“International Art Exhibit Winners Announced, Exhibit Opens,” Liahona, May 2012, 144
On Friday, March 16, 2012, at the opening of the Ninth International Art Competition exhibit, artists from around the world gathered to accept awards for their LDS-themed artwork.
Merit Awards were presented for 20 artists whose pieces were deemed “outstanding,” while another 15 artists earned Purchase Awards, meaning that the Church History Museum, which sponsors the competition, acquired the piece for its collection.
Elder Marlin K. Jensen of the Seventy, Church Historian and Recorder, attended and made a brief statement before the awards were presented.
The art exhibit opened on March 16, 2012, and runs until October 14, 2012, at the Church History Museum in Salt Lake City, Utah, USA.
This year’s competition, “Make Known His Wonderful Works” (D&C 65:4), drew 1,149 entries from around the world in a variety of media, including sculpture, quilts and other textiles, paper art, and paintings. The museum will display 198 of the pieces.
According to Rita R. Wright, Curator of Art and Artifacts at the museum, the entries are judged according to artistic merit and thematic compliance. The works reflect a variety of media and cultural traditions bearing testimony of the Lord’s wondrous works, she said, and often use symbols to represent and instruct.
For example, Ukraine native Valentyna Musiienko’s Kyiv Ukraine Temple, which won a Purchase Award, re-creates in colored paper some symbols found in the temple.
Brandon Daniel Hearty—a Merit Award winner from Alberta, Canada—uses an oil portrait of his great-grandmother (Matriarch) as a representation of family history and intergeneration connections.
Alexandra Gomez Chaves, of Bogotá, Colombia, said that the competition is a way to bear testimony. She created her Merit Award-winning piece, Living Waters, with the help of her mother, who passed away shortly before the exhibit opened.
“The people who see this artwork … will see the testimony that Jesus Christ and His gospel are a fountain of living water,” she said. “In this piece, they will see all the love that a mother can teach her children because this mother takes the pitcher and teaches her daughter to teach the gospel.”
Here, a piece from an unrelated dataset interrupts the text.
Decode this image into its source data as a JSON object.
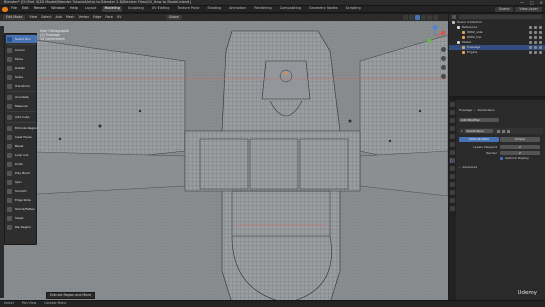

Admission to the exhibit is free, and patrons are encouraged to bring their families. They may vote for their favorite work, and six Visitors’ Choice Awards will be given in September, based on patrons’ votes.
Soon, individuals will be able to watch interviews with 11 different artists involved in the competition on the Church History website in English. The videos will also show at the museum.
The Church History Museum is also planning an online exhibit at history.lds.org/artcompetition.
For more information about the exhibit, visit history.lds.org or call 801-240-4615.